As I get back into blogging, one thing I’m going to have to keep reminding myself is to keep reading what *I* want to read. During my time away from blogging world, I read fairly widely and diversely. I find as I get back into the blogging world, I’m getting all kinds of great sounding recommendations that I’m searching out – but the end result is that my reading is threatening to become less diverse. Where you get your recommendations matters, as does the echo chamber that blogging often creates.
In the past week I’ve read another 4 non-fiction books. Here are some brief thoughts on each of them.
When I Was a Child I Read Books by Marilynne Robinson
This collection of essays was not at all what I imagined it was going to be. I tend to like going into books with little to no advance knowledge of their subject, because I like the surprise. Generally with nonfiction, however, I pick books based on their subject. In this case, I added the book to my hold list at the library based on a couple of tweets on her writing and how fantastic it was. Obviously I gravitated toward the nonfiction offerings, and this collection appeared to be about books and reading and so I requested it.
Imagine my surprise when I begin reading and find a collection of essays on religion, divinity, theology, history, anthropology, science, culture, politics, and more! The writing is beautiful and the ideas are expansive and kind and marvelous. Her take on religion is one which grants every human the highest level of intelligence. She dissects many texts on religion and atheism and science, bringing up different opinions or aspects, looking at anthropology and history, and comparing what we say to how we act. A key point she makes a few times on the subject is that all authors have their own biases and start from certain assumptions, and so even the most objective nonfiction books should be read skeptically. This is a great point that we should all remember, and is a great reminder on why we should read widely.
A truly remarkable collection of essays that, while I didn’t agree with in all parts, I still enjoyed reading.
I am convinced that the broadest possible exercise of imagination is the thing most conducive to human health, individual and global. (page 26)
Since it is intelligence that distinguishes our species and inventiveness that has determined our history, by what standard should an unconventional act or attitude be called unnatural? (page 145)
I’m not sure what is dangerous about reading fifty books, but Miller does make a case that the reading that he did changed his life, reminding him of the pleasures of reading and bringing more happiness into his life.

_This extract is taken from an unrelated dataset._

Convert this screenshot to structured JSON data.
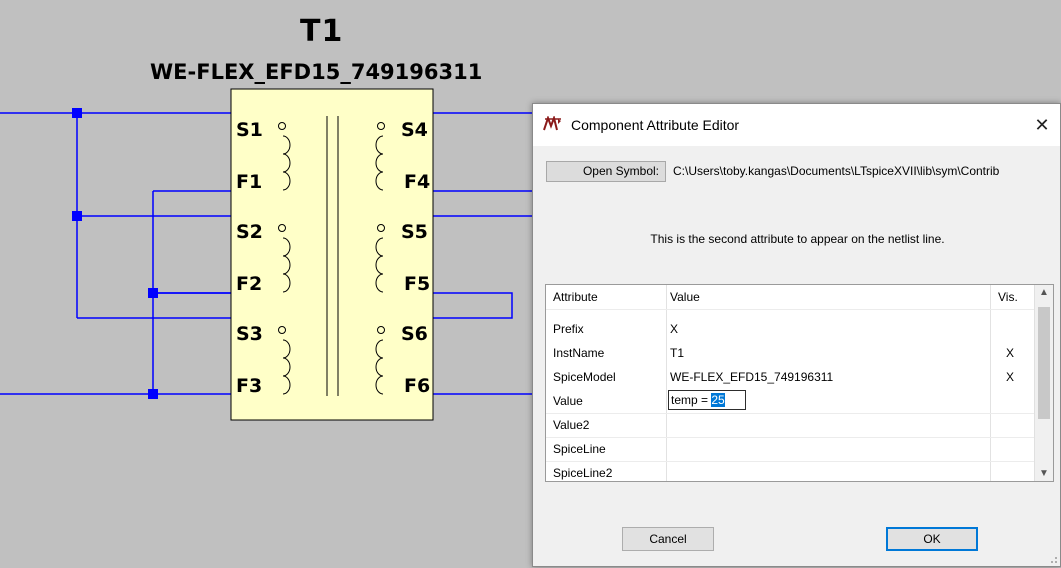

The book chronicles his decision to actually read many of the books he claimed, throughout his life, that he had actually read. From that list of 12, he continued on to read another 38. The titles are varied but ranging mostly from classic to male cult favorites.
At one point the author remarks on the internationalism of his list (which contained only British, American, Irish, Russian, and German authors…) while bemoaning the sparsity of female authors on the list. That tells you something, perhaps, of my thoughts on the books he chose – I found the lack of diversity and gender ratio (5 to 1) disappointing. While there are titles I want to read from among his list, some of the books didn’t interest me at all.

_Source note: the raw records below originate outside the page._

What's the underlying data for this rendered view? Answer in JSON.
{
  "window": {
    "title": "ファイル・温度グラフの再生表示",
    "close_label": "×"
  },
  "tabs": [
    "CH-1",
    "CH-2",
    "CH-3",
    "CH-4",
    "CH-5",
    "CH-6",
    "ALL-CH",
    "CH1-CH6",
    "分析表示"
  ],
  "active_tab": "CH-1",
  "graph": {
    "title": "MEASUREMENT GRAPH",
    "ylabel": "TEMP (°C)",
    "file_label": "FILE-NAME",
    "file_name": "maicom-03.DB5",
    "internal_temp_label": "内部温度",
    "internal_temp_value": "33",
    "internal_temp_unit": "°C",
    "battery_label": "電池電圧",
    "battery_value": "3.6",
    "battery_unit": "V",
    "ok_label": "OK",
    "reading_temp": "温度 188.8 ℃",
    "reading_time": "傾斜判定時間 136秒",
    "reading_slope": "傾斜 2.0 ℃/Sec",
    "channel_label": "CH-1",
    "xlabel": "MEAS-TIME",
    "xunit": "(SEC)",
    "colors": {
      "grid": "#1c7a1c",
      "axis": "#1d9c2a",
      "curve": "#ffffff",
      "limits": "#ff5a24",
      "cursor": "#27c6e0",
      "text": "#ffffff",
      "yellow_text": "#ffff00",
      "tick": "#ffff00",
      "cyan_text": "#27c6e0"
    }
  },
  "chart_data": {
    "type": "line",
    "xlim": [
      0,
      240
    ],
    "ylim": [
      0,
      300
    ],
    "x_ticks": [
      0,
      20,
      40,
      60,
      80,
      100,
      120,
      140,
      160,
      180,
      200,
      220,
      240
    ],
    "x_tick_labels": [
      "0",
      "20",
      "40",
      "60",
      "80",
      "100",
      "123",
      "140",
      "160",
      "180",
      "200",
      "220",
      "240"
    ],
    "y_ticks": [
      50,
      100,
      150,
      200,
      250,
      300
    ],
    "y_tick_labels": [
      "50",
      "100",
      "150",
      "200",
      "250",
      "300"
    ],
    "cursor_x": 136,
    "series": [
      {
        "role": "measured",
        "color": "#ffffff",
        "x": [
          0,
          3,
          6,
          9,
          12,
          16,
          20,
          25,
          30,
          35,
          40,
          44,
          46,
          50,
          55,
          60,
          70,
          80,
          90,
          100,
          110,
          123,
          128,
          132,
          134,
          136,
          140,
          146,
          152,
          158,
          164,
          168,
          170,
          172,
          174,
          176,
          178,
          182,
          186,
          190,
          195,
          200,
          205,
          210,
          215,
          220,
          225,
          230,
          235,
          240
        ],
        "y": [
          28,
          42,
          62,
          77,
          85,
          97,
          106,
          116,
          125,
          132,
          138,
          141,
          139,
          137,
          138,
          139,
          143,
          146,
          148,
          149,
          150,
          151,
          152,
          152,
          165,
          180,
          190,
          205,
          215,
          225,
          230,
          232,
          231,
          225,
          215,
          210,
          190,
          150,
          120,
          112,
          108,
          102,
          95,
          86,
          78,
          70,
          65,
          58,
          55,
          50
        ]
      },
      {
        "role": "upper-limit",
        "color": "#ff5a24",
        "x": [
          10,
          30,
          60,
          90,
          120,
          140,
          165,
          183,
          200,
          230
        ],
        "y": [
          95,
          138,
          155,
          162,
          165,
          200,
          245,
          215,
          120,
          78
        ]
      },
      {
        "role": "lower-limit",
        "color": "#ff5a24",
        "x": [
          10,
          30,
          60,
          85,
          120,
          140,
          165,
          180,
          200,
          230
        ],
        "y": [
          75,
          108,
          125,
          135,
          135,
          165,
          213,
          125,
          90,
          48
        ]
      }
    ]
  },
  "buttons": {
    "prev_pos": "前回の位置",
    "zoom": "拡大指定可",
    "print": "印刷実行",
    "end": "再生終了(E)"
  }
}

The idea of books having an impact on your life is of course something I would agree with. Miller’s constant assertions on the imminent death of libraries and paper books I agreed with less, as with his comments on giving up on a book, or his frequent disparaging comments on Dan Brown. He seemed to go back and forth on what could or couldn’t be included as a “great book”, often seeming rather dismissive of things he didn’t particular enjoy.
Could someone honestly call themselves well-read without reading Middlemarch, Moby-Dick, and Anna Karenina? Probably not. (page 53)
I frequently yearned to escape from my dull routine and a great book – of any stripe – offers us a cheap getaway from reality. But there are all sorts of holiday destinations and a multitude of ways to travel. (page 101)
Stitches by David Small
Another graphic memoir! (I swear I usually read a lot less memoirs…!) This book takes us through Small’s early life growing up in Detroit, his family troubles, and the results of a harmless operation. Beautiful illustrations and an interesting story.
I have some feelings about this book as well. It was interesting and informative, and I highly recommend it as a great historical look at an important scientific breakthrough that affects so many of us. That being said, I think it, as with any book, contains some biases.
As the author mentioned a few times, the results of some of the trials and tests may have gone differently if more women had had a say in what were acceptable side effects. Along the same line, I wondered if a woman or a person of color might discuss some points in more detail that Eig seems willing to brush aside. For example: Sanger was a remarkable lady who accomplished much, but Eig seems a bit forgiving of her part in the eugenics movement, almost arguing that she said the things she did and allied with groups that she did solely to advance her own cause. As well, the trials in Puerto Rico are still a point of bitterness and contention, and when I’ve read about them in the past they’ve been used as examples of how trials should not be done. Again, Eig almost brushes this off, as if it were necessary to do the trials in the way they did.
While an interesting read, I recommend reading with an open mind and then doing some independent research. I haven’t read it, but one book on my wish list dealing with this subject is Sonia Shah’s The Body Hunters: Testing New Drugs on the World’s Poorest Patients.
What have you been reading for nonfiction November?